Based on four case studies the book argues that a new television paradigm is being produced from within the multiplatform television organisations themselves in order to adapt to changing viewer habits and the tensions between digital and broadcast television. Drawing on a unique genre and production studies approach that cuts across the humanities and sociology in television studies, chapters cover in-depth studies of:
• The communicative changes to the on-air schedule as a televisual text phenomenon in the digital era, and how the conceptualisations of the audience are changing in scheduling and curation for multiplatform portfolios
• The changing production culture of scheduling in companies for their multiplatform portfolios
• The dilemmas of curation in multiplatform portfolios.
Situated at the intersection of the humanities and sociology in media production studies, this book will be of key interest to scholars and students of television studies, media production studies and cultural studies and to researchers and media professionals and management in the television industry.
About the Author
Hanne Bruun is a Professor of Media Studies at Aarhus University, Denmark. She is the founder and head of Centre for Media Industries and Production Studies and the author of four books, including Dansk Tv-satire. Underholdning med kant (2011) and the co-editor of four books. She has contributed to several books, e.g. Advancing Media Production Studies (2016) eds.

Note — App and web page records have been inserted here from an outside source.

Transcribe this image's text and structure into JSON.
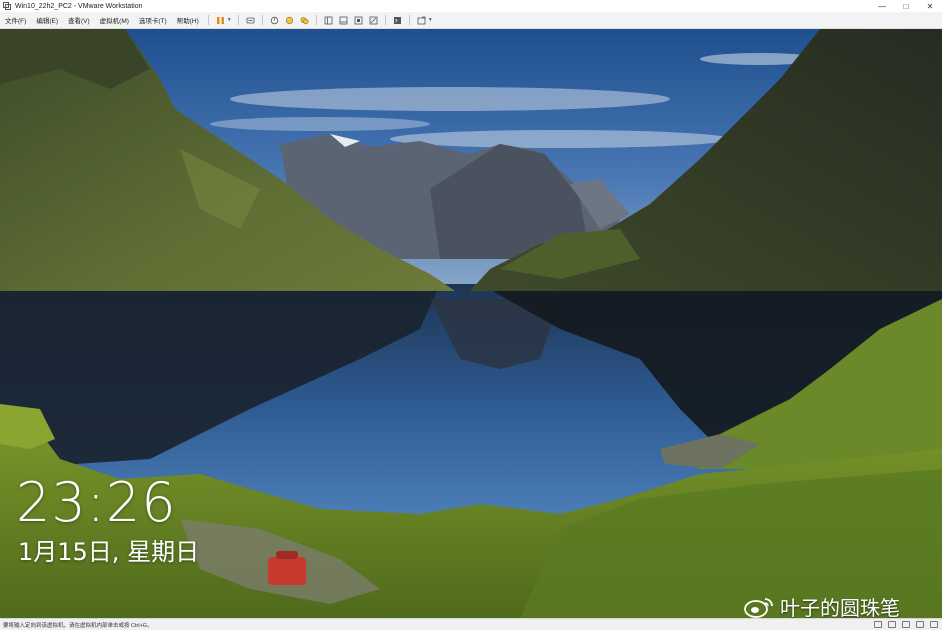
{
  "window": {
    "title": "Win10_22h2_PC2 - VMware Workstation",
    "controls": {
      "minimize": "—",
      "maximize": "□",
      "close": "✕"
    }
  },
  "menu": {
    "items": [
      "文件(F)",
      "编辑(E)",
      "查看(V)",
      "虚拟机(M)",
      "选项卡(T)",
      "帮助(H)"
    ]
  },
  "toolbar": {
    "icons": [
      "pause-icon",
      "send-keys-icon",
      "snapshot-icon",
      "revert-snapshot-icon",
      "snapshot-manager-icon",
      "sidebar-icon",
      "thumbnail-icon",
      "fullscreen-icon",
      "unity-icon",
      "console-icon",
      "stretch-icon"
    ]
  },
  "lockscreen": {
    "time": "23:26",
    "date": "1月15日, 星期日"
  },
  "watermark": {
    "text": "叶子的圆珠笔",
    "logo": "weibo-logo"
  },
  "statusbar": {
    "text": "要将输入定向到该虚拟机，请在虚拟机内部单击或按 Ctrl+G。"
  },
  "colors": {
    "pause_accent": "#e38b1b",
    "sky": "#3d6aa6",
    "grass": "#7e9a2b"
  }
}
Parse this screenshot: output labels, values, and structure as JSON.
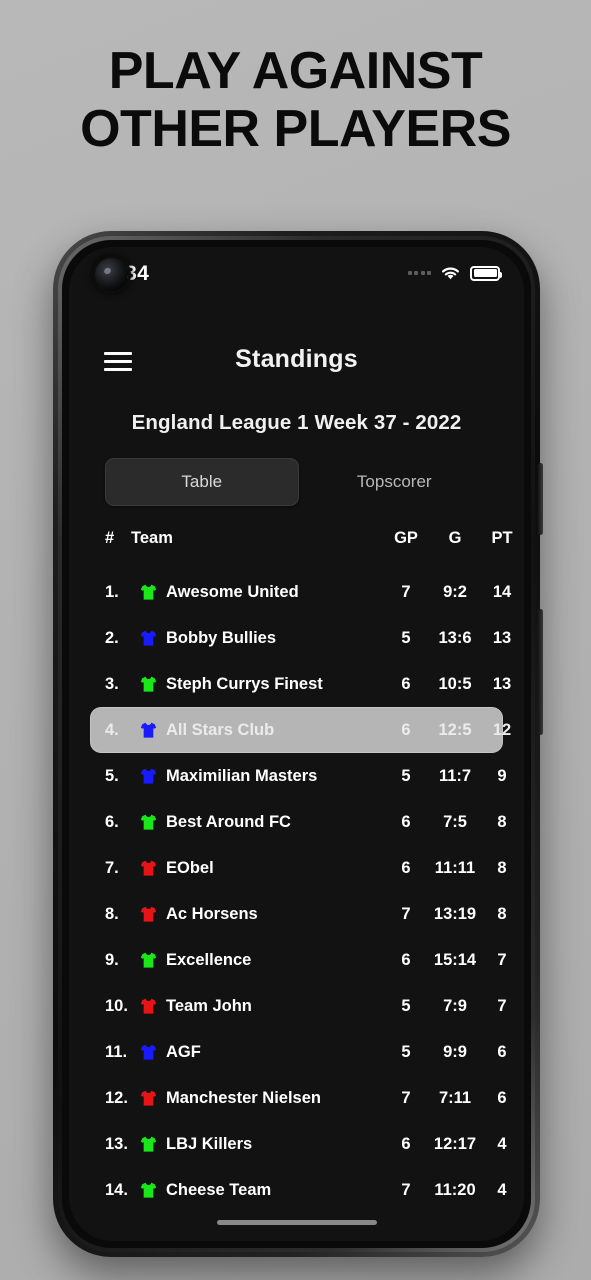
{
  "promo": {
    "line1": "PLAY AGAINST",
    "line2": "OTHER PLAYERS"
  },
  "status_bar": {
    "time": "9.34",
    "signal_icon": "signal-dots-icon",
    "wifi_icon": "wifi-icon",
    "battery_icon": "battery-full-icon",
    "camera": "front-camera-punchhole"
  },
  "app": {
    "menu_icon": "hamburger-menu-icon",
    "title": "Standings",
    "subtitle": "England League 1 Week 37 - 2022"
  },
  "tabs": [
    {
      "label": "Table",
      "active": true
    },
    {
      "label": "Topscorer",
      "active": false
    }
  ],
  "table": {
    "headers": {
      "rank": "#",
      "team": "Team",
      "gp": "GP",
      "g": "G",
      "pt": "PT"
    },
    "rows": [
      {
        "rank": "1.",
        "jersey": "green",
        "team": "Awesome United",
        "gp": "7",
        "g": "9:2",
        "pt": "14",
        "highlight": false
      },
      {
        "rank": "2.",
        "jersey": "blue",
        "team": "Bobby Bullies",
        "gp": "5",
        "g": "13:6",
        "pt": "13",
        "highlight": false
      },
      {
        "rank": "3.",
        "jersey": "green",
        "team": "Steph Currys Finest",
        "gp": "6",
        "g": "10:5",
        "pt": "13",
        "highlight": false
      },
      {
        "rank": "4.",
        "jersey": "blue",
        "team": "All Stars Club",
        "gp": "6",
        "g": "12:5",
        "pt": "12",
        "highlight": true
      },
      {
        "rank": "5.",
        "jersey": "blue",
        "team": "Maximilian Masters",
        "gp": "5",
        "g": "11:7",
        "pt": "9",
        "highlight": false
      },
      {
        "rank": "6.",
        "jersey": "green",
        "team": "Best Around FC",
        "gp": "6",
        "g": "7:5",
        "pt": "8",
        "highlight": false
      },
      {
        "rank": "7.",
        "jersey": "red",
        "team": "EObel",
        "gp": "6",
        "g": "11:11",
        "pt": "8",
        "highlight": false
      },
      {
        "rank": "8.",
        "jersey": "red",
        "team": "Ac Horsens",
        "gp": "7",
        "g": "13:19",
        "pt": "8",
        "highlight": false
      },
      {
        "rank": "9.",
        "jersey": "green",
        "team": "Excellence",
        "gp": "6",
        "g": "15:14",
        "pt": "7",
        "highlight": false
      },
      {
        "rank": "10.",
        "jersey": "red",
        "team": "Team John",
        "gp": "5",
        "g": "7:9",
        "pt": "7",
        "highlight": false
      },
      {
        "rank": "11.",
        "jersey": "blue",
        "team": "AGF",
        "gp": "5",
        "g": "9:9",
        "pt": "6",
        "highlight": false
      },
      {
        "rank": "12.",
        "jersey": "red",
        "team": "Manchester Nielsen",
        "gp": "7",
        "g": "7:11",
        "pt": "6",
        "highlight": false
      },
      {
        "rank": "13.",
        "jersey": "green",
        "team": "LBJ Killers",
        "gp": "6",
        "g": "12:17",
        "pt": "4",
        "highlight": false
      },
      {
        "rank": "14.",
        "jersey": "green",
        "team": "Cheese Team",
        "gp": "7",
        "g": "11:20",
        "pt": "4",
        "highlight": false
      }
    ]
  },
  "colors": {
    "page_background": "#b4b4b4",
    "screen_background": "#121212",
    "highlight_row": "#b5b5b5",
    "tab_active": "#2b2b2b",
    "jersey_green": "#1ae61a",
    "jersey_blue": "#1a1aff",
    "jersey_red": "#e61414"
  },
  "home_indicator": "home-indicator-bar"
}
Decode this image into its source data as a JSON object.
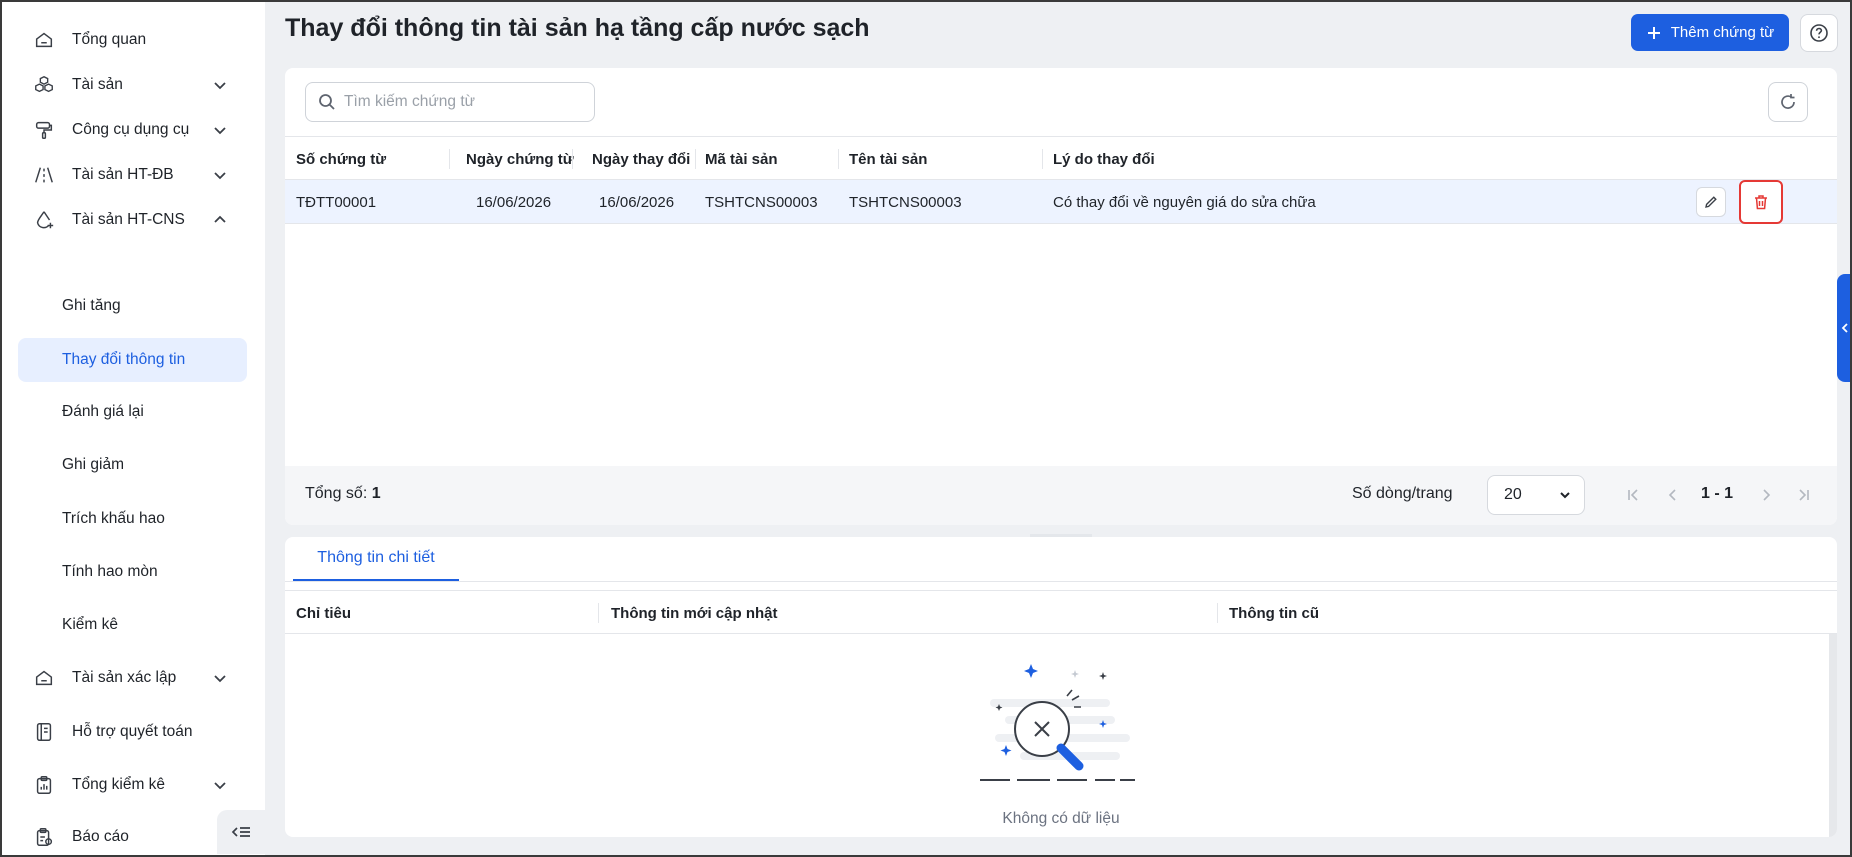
{
  "sidebar": {
    "items": [
      {
        "label": "Tổng quan",
        "icon": "home-icon"
      },
      {
        "label": "Tài sản",
        "icon": "cubes-icon"
      },
      {
        "label": "Công cụ dụng cụ",
        "icon": "paint-roller-icon"
      },
      {
        "label": "Tài sản HT-ĐB",
        "icon": "road-icon"
      },
      {
        "label": "Tài sản HT-CNS",
        "icon": "water-drop-icon"
      }
    ],
    "sub_items": [
      "Ghi tăng",
      "Thay đổi thông tin",
      "Đánh giá lại",
      "Ghi giảm",
      "Trích khấu hao",
      "Tính hao mòn",
      "Kiểm kê"
    ],
    "active_sub": "Thay đổi thông tin",
    "bottom_items": [
      {
        "label": "Tài sản xác lập",
        "icon": "home-icon"
      },
      {
        "label": "Hỗ trợ quyết toán",
        "icon": "ledger-icon"
      },
      {
        "label": "Tổng kiểm kê",
        "icon": "clipboard-icon"
      },
      {
        "label": "Báo cáo",
        "icon": "report-icon"
      }
    ]
  },
  "header": {
    "title": "Thay đổi thông tin tài sản hạ tầng cấp nước sạch",
    "add_label": "Thêm chứng từ"
  },
  "search": {
    "placeholder": "Tìm kiếm chứng từ"
  },
  "table": {
    "columns": [
      "Số chứng từ",
      "Ngày chứng từ",
      "Ngày thay đổi",
      "Mã tài sản",
      "Tên tài sản",
      "Lý do thay đổi"
    ],
    "rows": [
      [
        "TĐTT00001",
        "16/06/2026",
        "16/06/2026",
        "TSHTCNS00003",
        "TSHTCNS00003",
        "Có thay đổi về nguyên giá do sửa chữa"
      ]
    ]
  },
  "footer": {
    "total_label": "Tổng số:",
    "total_value": "1",
    "rows_per_page_label": "Số dòng/trang",
    "rows_per_page": "20",
    "range": "1 - 1"
  },
  "detail": {
    "tab_label": "Thông tin chi tiết",
    "columns": [
      "Chỉ tiêu",
      "Thông tin mới cập nhật",
      "Thông tin cũ"
    ],
    "empty_message": "Không có dữ liệu"
  },
  "colors": {
    "accent": "#1d5fe0",
    "delete_highlight": "#e53935",
    "selected_row": "#edf3ff"
  }
}
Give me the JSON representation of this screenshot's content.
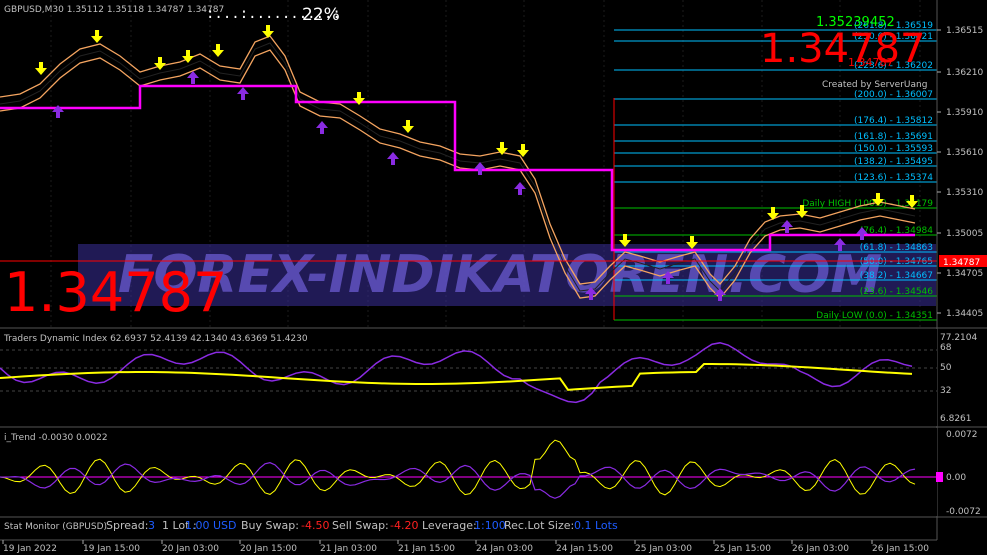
{
  "header": {
    "symbol_info": "GBPUSD,M30  1.35112 1.35118 1.34787 1.34787",
    "progress_dots": ":...:..........:",
    "progress_pct": "22%"
  },
  "price": {
    "big_price_right": "1.34787",
    "big_price_left": "1.34787",
    "current_price_label": "1.34787",
    "bid_line": "1.35239",
    "spread_pts": "452",
    "credit": "Created by ServerUang",
    "ask_hint": "1.34787"
  },
  "colors": {
    "ma_line": "#ff00ff",
    "envelope": "#f4a460",
    "price_line": "#000000",
    "up_arrow": "#8a2be2",
    "down_arrow": "#ffff00",
    "fib_cyan": "#00bfff",
    "fib_green": "#00c000",
    "current_price": "#ff0000",
    "tdi_purple": "#8a2be2",
    "tdi_yellow": "#ffff00"
  },
  "price_axis_ticks": [
    "1.36515",
    "1.36210",
    "1.35910",
    "1.35610",
    "1.35310",
    "1.35005",
    "1.34705",
    "1.34405"
  ],
  "fib_levels": [
    {
      "label": "(261.8) - 1.36519",
      "color": "cyan"
    },
    {
      "label": "(250.0) - 1.36421",
      "color": "cyan"
    },
    {
      "label": "(223.6) - 1.36202",
      "color": "cyan"
    },
    {
      "label": "(200.0) - 1.36007",
      "color": "cyan"
    },
    {
      "label": "(176.4) - 1.35812",
      "color": "cyan"
    },
    {
      "label": "(161.8) - 1.35691",
      "color": "cyan"
    },
    {
      "label": "(150.0) - 1.35593",
      "color": "cyan"
    },
    {
      "label": "(138.2) - 1.35495",
      "color": "cyan"
    },
    {
      "label": "(123.6) - 1.35374",
      "color": "cyan"
    },
    {
      "label": "Daily HIGH (100.0) - 1.35179",
      "color": "green"
    },
    {
      "label": "(76.4) - 1.34984",
      "color": "green"
    },
    {
      "label": "(61.8) - 1.34863",
      "color": "cyan"
    },
    {
      "label": "(50.0) - 1.34765",
      "color": "cyan"
    },
    {
      "label": "(38.2) - 1.34667",
      "color": "cyan"
    },
    {
      "label": "(23.6) - 1.34546",
      "color": "green"
    },
    {
      "label": "Daily LOW (0.0) - 1.34351",
      "color": "green"
    }
  ],
  "watermark": "FOREX-INDIKATOREN.COM",
  "tdi": {
    "title": "Traders Dynamic Index 62.6937 52.4139 42.1340 43.6369 51.4230",
    "axis": [
      "77.2104",
      "68",
      "50",
      "32",
      "6.8261"
    ]
  },
  "trend": {
    "title": "i_Trend -0.0030 0.0022",
    "axis": [
      "0.0072",
      "0.00",
      "-0.0072"
    ]
  },
  "stat_monitor": {
    "title": "Stat Monitor (GBPUSD)",
    "spread_label": "Spread:",
    "spread_value": "3",
    "lot_label": "1 Lot :",
    "lot_value": "1.00 USD",
    "buy_swap_label": "Buy Swap:",
    "buy_swap_value": "-4.50",
    "sell_swap_label": "Sell Swap:",
    "sell_swap_value": "-4.20",
    "leverage_label": "Leverage:",
    "leverage_value": "1:100",
    "rec_lot_label": "Rec.Lot Size:",
    "rec_lot_value": "0.1 Lots"
  },
  "time_axis": [
    "19 Jan 2022",
    "19 Jan 15:00",
    "20 Jan 03:00",
    "20 Jan 15:00",
    "21 Jan 03:00",
    "21 Jan 15:00",
    "24 Jan 03:00",
    "24 Jan 15:00",
    "25 Jan 03:00",
    "25 Jan 15:00",
    "26 Jan 03:00",
    "26 Jan 15:00"
  ]
}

Paterson, C. et al., and journals. e.g. Nordic Journal of Media Studies (2019), Critical Studies in Television 13(2) 2018, Nordicom Review 37(2) 2016, as well as European Journal of Communication and Media Culture & Society.
Table of Contents
1 What is the Schedule and Why Study it?
2 The Schedule as a TV Genre: Theoretical Approach
3 The Communicative Characteristics of the On-air Schedule
4 The Implied Viewer of ‘Continuity’
5 The Changing Production Culture of Scheduling
6 Dilemmas in Cross-platform Scheduling for Commercial Public Service Television
7 Digital Television: A Third paradigm?